A Jack of all Trades and Master of all: The Thirty Chapter IV
It couldn’t be done, the industry said with amusement. You can’t possibly shoot pictures and listen to sound at the same time, and whatever else. Today, we may take that for granted, but the ego of The Thirty, the first UK videojournalists assumed all journalism was within their cross hair.
It would make them eminently employable, but also cursed. For many years, several group members hid their association with videojournalism to fend of claims of amateurism about their work. Others saw things, understood so deeply the psychology of media and audiences, were so far above the norm, that TV executives didn’t get them. Their souls, creativity, work ethic remained unfulfilled.
On October 21st 2013, my good friend and former VJ Steve Punter, would literally write his last post on Facebook before taking his life. He wrote.
After nearly 20 years
In and out
I will come out of this door
for the last time
Sometime after 11 o clock
Hope she misses me
When I am gone
It’s been fun
In 1998, The Thirty had become many more, but the physical repository of their creativity, Channel One was to close down. Videojournalism would be revived at the BBC three years later, but with significant changes. What you may know as videojournalism today comes from a pared down use of the form, reworked by leading broadcasters, the BBC,CNN and others.
But its spirit of the Jack of all trades and aspiring to be the master of all lived on, somewhat disparately. The Net would spawn different styles of journalism some genuine, others constituted new businesses getting on the act.
But amongst the exemplars, patterns could be observed. Yes, they could do many things, but the manner in which they produced media had a quality it to it. Their stories, the way they used sequences, narration, dramaturgy, characterisation, post human editing, to an audience looked like something other than news journalism, and it was winning awards. The only rules, were there were no rules, it was about understanding the audience and re-representing meaning for them.

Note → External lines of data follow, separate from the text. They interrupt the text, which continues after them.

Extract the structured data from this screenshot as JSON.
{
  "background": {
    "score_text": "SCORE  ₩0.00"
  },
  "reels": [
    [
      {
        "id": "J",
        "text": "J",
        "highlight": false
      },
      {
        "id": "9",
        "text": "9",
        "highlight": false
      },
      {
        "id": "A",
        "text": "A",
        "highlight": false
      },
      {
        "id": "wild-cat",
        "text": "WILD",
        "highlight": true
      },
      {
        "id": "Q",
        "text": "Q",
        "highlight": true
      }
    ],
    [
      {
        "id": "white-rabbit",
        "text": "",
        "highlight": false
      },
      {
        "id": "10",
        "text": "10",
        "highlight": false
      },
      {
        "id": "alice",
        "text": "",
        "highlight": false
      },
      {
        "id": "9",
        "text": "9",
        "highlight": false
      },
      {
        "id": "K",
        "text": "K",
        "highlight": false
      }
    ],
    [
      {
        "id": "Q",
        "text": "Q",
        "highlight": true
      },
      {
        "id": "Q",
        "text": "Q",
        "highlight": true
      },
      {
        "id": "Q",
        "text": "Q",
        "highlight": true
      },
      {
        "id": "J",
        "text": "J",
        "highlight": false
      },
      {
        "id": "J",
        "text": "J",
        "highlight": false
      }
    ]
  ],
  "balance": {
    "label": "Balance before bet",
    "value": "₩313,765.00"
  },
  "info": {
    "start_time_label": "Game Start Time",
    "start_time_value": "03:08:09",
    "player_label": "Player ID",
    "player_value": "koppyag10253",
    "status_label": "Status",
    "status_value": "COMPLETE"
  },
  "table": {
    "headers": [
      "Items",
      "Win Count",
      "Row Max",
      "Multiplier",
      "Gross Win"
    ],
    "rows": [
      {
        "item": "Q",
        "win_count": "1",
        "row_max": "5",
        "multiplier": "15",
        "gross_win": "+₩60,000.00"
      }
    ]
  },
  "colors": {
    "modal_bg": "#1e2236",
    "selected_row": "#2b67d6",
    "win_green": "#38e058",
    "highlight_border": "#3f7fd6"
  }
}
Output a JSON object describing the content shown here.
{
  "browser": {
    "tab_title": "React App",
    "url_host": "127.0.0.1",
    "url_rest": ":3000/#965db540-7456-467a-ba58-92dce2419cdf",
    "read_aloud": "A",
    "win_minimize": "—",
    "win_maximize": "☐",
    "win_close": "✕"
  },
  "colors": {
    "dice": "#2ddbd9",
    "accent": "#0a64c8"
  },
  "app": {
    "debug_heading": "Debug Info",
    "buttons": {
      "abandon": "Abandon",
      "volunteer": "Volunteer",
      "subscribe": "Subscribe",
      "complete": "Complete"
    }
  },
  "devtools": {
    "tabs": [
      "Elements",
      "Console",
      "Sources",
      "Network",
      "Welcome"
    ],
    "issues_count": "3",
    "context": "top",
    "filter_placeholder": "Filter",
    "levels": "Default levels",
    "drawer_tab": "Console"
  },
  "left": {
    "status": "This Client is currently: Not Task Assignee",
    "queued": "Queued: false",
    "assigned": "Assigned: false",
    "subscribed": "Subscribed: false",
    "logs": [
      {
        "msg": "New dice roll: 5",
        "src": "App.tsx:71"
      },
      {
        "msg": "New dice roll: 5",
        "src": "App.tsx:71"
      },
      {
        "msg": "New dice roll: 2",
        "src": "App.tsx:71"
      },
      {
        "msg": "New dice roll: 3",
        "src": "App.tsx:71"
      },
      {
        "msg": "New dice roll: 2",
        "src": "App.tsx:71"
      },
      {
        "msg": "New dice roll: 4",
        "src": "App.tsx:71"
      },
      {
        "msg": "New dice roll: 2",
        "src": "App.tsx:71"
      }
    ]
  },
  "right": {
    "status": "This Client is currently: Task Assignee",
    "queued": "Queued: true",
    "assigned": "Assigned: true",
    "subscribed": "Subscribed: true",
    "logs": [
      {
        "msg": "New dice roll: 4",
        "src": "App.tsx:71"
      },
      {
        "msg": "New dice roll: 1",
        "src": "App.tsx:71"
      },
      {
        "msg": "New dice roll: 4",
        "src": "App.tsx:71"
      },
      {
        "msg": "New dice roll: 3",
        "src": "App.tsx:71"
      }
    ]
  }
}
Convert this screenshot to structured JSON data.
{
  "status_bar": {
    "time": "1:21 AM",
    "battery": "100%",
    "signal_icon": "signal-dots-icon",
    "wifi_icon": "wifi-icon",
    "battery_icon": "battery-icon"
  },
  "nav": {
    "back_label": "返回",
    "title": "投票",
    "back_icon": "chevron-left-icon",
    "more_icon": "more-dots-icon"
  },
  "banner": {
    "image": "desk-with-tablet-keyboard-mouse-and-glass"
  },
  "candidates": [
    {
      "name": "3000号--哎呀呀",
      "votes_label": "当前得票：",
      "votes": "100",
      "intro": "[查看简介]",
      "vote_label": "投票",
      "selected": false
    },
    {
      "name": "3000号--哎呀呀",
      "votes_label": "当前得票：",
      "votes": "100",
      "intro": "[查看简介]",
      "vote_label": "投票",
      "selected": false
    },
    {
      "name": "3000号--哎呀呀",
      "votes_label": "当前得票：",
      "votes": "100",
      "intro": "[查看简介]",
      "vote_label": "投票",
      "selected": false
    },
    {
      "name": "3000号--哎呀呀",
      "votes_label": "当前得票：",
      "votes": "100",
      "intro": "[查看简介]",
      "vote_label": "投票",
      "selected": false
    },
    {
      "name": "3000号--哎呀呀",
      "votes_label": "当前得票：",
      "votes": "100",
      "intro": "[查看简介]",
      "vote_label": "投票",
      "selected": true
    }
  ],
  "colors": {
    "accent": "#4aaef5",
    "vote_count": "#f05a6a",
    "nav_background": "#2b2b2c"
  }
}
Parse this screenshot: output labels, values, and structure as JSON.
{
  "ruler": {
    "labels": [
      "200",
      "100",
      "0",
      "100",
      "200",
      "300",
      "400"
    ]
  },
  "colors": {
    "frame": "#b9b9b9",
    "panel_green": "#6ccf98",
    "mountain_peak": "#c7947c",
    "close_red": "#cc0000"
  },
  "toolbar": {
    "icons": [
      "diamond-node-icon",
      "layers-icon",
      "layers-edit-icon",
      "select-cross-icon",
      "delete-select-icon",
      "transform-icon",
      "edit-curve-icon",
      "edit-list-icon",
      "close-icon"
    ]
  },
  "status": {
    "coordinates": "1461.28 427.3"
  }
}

There are many whom I’ve had the privilege to meet. To list them would take me a while, so if you’ll forgive me, I’ll talk about a person who’s passionate about this, and was judged by others — me.
Next up, a personal portfolio of Cinema Journalism